**DIRECTIONS FOR THIS TASK:** Look through the data below and show every line that includes "JSON".

[Dataset excerpts]
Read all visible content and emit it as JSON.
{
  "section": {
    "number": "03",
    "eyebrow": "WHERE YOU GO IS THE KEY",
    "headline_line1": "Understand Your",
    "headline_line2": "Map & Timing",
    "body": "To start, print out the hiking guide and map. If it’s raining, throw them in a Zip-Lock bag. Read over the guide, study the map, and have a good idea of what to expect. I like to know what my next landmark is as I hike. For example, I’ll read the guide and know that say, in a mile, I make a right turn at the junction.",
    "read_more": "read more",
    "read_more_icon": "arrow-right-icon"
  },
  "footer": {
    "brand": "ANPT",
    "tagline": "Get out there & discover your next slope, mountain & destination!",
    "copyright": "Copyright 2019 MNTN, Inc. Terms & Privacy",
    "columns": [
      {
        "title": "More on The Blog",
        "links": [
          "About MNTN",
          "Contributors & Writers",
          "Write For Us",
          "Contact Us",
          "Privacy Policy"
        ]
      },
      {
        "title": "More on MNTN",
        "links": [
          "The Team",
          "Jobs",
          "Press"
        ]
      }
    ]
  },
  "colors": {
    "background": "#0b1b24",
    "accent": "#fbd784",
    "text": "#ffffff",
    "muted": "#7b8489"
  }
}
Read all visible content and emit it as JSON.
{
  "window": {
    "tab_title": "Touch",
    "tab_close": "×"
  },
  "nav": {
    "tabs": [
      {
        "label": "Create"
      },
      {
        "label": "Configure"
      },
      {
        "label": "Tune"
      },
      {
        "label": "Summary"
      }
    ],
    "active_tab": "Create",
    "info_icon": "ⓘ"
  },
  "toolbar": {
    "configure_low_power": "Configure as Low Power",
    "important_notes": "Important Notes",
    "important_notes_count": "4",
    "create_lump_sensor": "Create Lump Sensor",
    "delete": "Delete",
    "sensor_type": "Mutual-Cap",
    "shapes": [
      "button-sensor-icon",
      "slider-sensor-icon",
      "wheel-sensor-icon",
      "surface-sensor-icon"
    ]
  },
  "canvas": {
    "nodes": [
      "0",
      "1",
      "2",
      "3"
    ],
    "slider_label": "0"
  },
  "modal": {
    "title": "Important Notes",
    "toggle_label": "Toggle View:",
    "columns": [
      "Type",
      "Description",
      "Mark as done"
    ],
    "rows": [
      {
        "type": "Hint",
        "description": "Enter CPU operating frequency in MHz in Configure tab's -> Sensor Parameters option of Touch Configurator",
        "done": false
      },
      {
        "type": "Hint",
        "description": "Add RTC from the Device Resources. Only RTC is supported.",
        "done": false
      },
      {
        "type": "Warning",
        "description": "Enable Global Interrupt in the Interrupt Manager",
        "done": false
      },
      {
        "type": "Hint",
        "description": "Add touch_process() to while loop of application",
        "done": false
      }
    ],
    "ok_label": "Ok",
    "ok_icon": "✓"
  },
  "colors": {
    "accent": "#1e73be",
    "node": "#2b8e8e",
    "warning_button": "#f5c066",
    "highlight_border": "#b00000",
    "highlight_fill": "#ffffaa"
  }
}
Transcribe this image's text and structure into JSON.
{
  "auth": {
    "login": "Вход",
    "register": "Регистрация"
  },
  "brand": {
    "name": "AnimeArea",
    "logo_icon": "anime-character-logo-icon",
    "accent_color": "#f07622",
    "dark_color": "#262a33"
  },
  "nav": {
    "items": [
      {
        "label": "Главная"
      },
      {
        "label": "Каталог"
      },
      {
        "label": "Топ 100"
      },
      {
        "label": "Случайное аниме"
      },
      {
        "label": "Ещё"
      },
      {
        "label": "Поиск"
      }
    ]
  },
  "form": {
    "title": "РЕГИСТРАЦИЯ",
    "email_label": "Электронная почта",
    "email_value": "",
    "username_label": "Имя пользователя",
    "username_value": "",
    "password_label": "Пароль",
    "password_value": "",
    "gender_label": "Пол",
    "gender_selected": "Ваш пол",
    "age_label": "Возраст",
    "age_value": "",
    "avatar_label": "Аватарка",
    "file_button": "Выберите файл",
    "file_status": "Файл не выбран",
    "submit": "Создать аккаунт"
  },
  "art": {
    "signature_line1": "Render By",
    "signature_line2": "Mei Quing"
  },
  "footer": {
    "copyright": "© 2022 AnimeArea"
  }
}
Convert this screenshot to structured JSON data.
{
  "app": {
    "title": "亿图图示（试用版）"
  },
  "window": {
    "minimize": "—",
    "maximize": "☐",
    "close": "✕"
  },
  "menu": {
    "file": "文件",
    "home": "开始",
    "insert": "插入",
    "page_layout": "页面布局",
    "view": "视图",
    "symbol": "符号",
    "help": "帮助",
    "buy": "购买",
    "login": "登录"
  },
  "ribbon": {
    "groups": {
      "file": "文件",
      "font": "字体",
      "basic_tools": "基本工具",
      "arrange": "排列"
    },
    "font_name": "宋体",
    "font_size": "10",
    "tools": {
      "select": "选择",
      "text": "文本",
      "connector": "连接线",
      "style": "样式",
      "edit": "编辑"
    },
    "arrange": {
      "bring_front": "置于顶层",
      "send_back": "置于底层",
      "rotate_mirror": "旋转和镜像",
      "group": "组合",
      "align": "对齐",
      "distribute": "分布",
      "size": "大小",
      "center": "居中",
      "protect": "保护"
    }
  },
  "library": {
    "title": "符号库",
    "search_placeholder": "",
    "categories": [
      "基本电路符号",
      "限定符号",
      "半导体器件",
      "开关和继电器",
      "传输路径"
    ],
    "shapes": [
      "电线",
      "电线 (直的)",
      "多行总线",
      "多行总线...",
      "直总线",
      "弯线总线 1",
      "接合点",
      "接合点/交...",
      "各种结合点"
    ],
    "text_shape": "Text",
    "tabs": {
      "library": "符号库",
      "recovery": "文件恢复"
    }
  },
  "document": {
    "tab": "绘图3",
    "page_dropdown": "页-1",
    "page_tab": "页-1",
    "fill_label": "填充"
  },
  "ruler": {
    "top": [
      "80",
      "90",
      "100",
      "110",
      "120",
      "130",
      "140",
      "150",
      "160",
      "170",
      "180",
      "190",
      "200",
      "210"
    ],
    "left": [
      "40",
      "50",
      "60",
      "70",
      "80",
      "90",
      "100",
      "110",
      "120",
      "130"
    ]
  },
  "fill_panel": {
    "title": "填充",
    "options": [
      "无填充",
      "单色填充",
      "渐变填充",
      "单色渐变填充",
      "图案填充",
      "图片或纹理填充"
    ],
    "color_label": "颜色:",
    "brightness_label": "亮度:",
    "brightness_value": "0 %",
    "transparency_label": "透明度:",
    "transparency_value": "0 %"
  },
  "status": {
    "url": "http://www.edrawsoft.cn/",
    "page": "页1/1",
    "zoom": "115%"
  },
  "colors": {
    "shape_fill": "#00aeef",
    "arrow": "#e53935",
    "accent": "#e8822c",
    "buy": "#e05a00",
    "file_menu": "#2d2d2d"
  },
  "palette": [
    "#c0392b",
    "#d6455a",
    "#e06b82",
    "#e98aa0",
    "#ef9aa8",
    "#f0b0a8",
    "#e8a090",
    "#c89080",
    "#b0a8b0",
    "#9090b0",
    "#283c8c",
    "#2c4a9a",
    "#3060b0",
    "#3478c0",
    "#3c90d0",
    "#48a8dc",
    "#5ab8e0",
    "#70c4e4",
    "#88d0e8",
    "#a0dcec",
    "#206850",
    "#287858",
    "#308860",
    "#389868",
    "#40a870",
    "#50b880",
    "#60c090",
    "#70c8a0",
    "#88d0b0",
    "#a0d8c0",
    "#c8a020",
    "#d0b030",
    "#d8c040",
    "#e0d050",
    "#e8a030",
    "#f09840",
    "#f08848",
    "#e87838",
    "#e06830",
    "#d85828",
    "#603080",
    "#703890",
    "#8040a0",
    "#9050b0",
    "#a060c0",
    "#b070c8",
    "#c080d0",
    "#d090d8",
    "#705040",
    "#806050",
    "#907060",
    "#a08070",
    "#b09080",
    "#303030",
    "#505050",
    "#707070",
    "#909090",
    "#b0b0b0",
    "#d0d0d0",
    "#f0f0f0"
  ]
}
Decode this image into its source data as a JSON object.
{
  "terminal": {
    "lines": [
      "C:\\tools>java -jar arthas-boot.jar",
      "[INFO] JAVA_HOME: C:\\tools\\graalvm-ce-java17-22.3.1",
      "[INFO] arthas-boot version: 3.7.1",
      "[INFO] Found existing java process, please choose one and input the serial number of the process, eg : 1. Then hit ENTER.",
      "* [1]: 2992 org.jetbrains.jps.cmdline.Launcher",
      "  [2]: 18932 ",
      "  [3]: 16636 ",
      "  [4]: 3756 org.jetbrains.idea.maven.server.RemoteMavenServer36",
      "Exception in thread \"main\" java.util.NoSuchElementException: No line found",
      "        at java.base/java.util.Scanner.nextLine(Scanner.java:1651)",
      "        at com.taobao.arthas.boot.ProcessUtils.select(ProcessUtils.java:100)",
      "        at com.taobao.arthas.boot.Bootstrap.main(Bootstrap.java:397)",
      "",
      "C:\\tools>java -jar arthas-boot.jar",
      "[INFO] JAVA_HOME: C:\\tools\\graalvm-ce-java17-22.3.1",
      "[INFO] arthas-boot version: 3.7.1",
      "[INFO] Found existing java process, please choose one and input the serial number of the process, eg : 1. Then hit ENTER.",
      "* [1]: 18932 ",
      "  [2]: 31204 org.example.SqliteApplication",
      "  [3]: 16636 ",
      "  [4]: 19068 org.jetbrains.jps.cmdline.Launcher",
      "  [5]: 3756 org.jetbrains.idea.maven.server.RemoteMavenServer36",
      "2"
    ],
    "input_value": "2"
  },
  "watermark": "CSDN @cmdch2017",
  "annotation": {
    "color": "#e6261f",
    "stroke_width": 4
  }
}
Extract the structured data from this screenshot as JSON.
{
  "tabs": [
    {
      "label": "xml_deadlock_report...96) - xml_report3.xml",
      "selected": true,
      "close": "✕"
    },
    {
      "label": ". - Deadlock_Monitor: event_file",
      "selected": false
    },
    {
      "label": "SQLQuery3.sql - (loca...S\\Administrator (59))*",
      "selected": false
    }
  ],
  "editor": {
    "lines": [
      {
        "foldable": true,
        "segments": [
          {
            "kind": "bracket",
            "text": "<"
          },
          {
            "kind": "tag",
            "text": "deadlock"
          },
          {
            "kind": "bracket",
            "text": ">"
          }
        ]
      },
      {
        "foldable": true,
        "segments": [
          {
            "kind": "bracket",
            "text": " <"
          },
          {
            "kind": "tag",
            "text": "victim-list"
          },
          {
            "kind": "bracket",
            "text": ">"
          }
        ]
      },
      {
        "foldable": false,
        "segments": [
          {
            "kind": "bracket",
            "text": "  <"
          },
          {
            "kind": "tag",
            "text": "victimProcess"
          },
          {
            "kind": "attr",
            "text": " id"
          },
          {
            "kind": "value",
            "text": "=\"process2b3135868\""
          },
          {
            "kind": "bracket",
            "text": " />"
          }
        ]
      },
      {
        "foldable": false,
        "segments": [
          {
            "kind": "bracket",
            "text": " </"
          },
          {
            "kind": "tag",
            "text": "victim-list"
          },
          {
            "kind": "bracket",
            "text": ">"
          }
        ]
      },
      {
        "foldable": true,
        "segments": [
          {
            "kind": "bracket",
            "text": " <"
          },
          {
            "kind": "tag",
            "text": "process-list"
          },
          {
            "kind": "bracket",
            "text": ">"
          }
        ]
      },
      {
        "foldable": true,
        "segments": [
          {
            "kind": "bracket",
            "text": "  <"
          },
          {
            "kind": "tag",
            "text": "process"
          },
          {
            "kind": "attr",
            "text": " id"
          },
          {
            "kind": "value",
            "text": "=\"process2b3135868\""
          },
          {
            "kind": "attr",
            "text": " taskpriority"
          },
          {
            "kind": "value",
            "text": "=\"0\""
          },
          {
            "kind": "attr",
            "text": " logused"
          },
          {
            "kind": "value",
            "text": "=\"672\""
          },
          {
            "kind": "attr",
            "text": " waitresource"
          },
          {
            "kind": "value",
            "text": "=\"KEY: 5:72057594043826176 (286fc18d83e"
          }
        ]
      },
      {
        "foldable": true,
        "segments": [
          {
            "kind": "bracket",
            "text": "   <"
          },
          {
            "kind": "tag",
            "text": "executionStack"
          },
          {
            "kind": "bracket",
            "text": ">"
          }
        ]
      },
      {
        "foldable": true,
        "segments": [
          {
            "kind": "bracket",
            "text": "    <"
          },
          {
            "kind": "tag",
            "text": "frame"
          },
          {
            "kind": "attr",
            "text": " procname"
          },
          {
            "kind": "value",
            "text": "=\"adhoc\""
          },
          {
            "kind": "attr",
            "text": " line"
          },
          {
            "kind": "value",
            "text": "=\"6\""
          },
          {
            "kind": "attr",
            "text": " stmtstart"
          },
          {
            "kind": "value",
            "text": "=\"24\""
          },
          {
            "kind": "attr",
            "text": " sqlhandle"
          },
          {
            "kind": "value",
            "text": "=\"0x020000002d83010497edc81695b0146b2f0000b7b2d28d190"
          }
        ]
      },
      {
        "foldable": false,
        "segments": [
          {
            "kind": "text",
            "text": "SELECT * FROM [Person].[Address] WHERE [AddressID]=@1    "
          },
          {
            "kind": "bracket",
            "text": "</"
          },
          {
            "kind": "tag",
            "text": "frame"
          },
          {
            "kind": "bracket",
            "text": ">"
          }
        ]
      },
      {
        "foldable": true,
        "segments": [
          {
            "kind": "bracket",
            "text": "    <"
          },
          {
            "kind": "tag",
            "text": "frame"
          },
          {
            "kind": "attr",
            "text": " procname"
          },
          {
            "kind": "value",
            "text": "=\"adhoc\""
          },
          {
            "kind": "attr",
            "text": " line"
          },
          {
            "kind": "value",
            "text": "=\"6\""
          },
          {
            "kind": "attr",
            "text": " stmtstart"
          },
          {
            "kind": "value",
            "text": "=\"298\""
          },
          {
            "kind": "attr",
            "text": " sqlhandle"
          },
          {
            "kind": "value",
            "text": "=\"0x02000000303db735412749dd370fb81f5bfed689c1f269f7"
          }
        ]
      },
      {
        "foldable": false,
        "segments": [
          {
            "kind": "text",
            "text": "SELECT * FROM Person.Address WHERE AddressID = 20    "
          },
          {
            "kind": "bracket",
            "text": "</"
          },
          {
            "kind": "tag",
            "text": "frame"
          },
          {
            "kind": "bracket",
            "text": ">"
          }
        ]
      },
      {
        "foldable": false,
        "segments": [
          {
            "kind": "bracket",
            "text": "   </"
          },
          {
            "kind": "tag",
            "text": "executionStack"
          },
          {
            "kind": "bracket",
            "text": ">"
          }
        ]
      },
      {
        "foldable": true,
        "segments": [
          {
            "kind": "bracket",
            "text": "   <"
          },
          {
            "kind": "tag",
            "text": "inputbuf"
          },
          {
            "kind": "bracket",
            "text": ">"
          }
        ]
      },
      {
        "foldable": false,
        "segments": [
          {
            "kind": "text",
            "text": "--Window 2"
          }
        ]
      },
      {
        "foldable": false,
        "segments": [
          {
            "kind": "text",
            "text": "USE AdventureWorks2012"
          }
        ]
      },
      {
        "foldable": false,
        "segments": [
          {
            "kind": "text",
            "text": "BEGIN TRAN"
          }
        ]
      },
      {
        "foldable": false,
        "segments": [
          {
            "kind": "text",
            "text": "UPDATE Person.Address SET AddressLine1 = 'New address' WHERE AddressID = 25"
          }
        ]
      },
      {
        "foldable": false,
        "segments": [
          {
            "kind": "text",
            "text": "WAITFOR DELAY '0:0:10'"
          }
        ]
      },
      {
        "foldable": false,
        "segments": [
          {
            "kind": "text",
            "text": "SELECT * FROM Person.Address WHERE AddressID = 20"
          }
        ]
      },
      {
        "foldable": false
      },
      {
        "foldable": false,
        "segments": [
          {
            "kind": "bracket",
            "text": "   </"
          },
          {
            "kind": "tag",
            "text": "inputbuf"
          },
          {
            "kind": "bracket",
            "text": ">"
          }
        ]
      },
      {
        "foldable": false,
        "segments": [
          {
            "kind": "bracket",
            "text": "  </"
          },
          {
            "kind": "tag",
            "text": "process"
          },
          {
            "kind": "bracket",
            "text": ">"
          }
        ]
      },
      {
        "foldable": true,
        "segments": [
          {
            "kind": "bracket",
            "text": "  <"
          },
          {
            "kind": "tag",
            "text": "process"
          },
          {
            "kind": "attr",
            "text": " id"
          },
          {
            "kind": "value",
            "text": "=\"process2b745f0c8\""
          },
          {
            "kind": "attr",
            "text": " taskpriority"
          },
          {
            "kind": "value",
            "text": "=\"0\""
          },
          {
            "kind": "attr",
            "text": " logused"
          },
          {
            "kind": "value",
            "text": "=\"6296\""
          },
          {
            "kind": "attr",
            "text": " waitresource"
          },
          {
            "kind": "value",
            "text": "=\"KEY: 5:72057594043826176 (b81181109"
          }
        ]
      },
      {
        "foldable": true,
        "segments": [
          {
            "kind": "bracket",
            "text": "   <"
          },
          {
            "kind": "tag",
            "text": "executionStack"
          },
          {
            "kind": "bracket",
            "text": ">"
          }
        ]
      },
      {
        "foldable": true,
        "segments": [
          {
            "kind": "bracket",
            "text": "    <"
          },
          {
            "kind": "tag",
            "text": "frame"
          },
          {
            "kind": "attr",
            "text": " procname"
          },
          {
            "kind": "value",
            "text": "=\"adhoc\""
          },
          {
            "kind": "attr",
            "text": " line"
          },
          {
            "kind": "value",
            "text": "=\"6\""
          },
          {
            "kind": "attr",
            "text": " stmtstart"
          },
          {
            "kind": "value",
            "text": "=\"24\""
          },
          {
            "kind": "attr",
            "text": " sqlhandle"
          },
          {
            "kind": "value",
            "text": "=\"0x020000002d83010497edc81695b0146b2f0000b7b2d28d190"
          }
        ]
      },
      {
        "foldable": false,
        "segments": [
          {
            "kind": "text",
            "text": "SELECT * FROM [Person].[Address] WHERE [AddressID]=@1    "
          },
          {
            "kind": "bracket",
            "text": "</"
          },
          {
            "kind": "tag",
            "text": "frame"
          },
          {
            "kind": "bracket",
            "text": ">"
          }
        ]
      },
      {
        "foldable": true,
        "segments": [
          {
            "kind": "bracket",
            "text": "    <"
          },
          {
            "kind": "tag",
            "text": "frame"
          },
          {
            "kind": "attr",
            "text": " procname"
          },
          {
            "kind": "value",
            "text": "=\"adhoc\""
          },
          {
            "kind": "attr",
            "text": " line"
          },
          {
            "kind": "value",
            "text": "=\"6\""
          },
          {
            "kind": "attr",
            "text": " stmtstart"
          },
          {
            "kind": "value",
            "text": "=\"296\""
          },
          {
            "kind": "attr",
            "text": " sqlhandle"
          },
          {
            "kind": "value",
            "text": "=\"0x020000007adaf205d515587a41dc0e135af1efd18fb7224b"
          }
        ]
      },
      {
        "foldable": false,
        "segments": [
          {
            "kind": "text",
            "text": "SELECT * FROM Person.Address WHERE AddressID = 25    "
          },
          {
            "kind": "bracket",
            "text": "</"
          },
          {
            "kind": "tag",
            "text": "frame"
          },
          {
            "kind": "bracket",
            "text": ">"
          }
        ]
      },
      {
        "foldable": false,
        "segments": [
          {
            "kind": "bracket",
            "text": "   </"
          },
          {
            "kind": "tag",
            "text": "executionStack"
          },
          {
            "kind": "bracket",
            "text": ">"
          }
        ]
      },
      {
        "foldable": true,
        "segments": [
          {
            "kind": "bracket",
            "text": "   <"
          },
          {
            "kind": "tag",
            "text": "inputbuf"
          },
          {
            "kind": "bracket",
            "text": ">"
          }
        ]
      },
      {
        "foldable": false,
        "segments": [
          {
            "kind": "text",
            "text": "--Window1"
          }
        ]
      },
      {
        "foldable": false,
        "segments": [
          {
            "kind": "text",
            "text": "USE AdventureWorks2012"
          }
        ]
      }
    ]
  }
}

**EXPECTED OUTPUT:**
Read all visible content and emit it as JSON.
Read all visible content and emit it as JSON.
Transcribe this image's text and structure into JSON.
Convert this screenshot to structured JSON data.
Decode this image into its source data as a JSON object.
Extract the structured data from this screenshot as JSON.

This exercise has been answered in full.